The Florida case involves a dispute over whether Florida's Supreme Court violated the US Constitution when it ruled that the state did not have to pay compensation to beachfront landowners adjacent to a beach restoration project.
At issue in Stop the Beach Renourishment, Inc. v. Florida Department of Environmental Protection, is the scope and enforceability of littoral rights. Littoral rights are the rights enjoyed by the owner of private property fronting a lake, bay, or sea.
Traditionally, littoral rights in Florida included the right to own land up to the edge of the rising tide. This boundary is the place where the high tide meets dry sand. Lawyers and land surveyors call it the mean high water line (MHWL).
The problem with beachfront property is that beaches are constantly either eroding or accreting. As a result, the MHWL is always moving landward or seaward. That means beachfront land is always either shrinking or expanding.
Littoral rights include a risk that erosion might diminish waterfront property. But they also include a potential benefit – that any accretion would accrue to the owner.
Beach restoration project
The current case arose in 2003 when Florida officials proposed a beach nourishment program to pump new sand onto 6.9-miles of beach in and near the city of Destin in Florida's Panhandle region.

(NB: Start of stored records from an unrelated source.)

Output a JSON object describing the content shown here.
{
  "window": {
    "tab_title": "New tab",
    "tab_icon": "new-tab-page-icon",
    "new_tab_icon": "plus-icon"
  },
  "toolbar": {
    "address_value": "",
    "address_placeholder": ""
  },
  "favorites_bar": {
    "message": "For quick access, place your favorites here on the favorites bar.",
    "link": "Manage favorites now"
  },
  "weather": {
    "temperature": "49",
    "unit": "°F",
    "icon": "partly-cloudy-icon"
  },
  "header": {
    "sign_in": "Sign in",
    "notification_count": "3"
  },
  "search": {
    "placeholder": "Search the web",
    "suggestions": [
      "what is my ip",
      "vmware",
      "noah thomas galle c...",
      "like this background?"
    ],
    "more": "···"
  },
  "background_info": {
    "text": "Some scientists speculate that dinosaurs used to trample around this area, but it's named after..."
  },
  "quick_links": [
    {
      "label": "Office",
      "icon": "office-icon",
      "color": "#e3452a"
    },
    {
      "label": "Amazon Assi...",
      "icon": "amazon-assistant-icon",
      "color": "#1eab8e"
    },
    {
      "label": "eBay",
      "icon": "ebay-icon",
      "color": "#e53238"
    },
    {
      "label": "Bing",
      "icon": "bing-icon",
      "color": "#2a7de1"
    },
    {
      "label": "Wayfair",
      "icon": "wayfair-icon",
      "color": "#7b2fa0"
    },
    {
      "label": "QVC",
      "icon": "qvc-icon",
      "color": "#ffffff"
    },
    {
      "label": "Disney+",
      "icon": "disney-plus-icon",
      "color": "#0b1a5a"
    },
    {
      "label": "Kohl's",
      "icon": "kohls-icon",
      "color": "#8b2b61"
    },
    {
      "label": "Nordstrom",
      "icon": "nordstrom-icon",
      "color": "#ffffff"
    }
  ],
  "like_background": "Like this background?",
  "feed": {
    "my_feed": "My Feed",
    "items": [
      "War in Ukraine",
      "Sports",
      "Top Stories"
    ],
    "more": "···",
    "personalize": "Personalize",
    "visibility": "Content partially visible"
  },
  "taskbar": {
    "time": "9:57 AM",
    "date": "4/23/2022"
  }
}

State officials said the beach had been hit hard by a string of hurricanes and tropical storms.
Landowners disagreed. They said the beach had not eroded to critical levels.
Amid the dispute, Florida officials invoked the state Beach and Shore Preservation Act, which allows state officials under certain circumstances to change the boundary between submerged public lands and private waterfront property. Instead of using the MHWL as the property line, the state established a new boundary called the Erosion Control Line (ECL). Unlike the transitory MHWL, this is a fixed boundary based on beach measurements made immediately prior to pumping tons of new sand onto the beach.
Once the ECL is established, all sand pumped on the seaward side of the line comprises state-owned land under the Florida law. In the process, beachfront landowners lose their right to claim any accreted land seaward and their property is no longer in direct contact with the sea.
Complaints of demoting property
Lawyers for the landowners argue that by setting the new fixed boundary the state effectively demoted their clients' waterfront property into mere waterview property.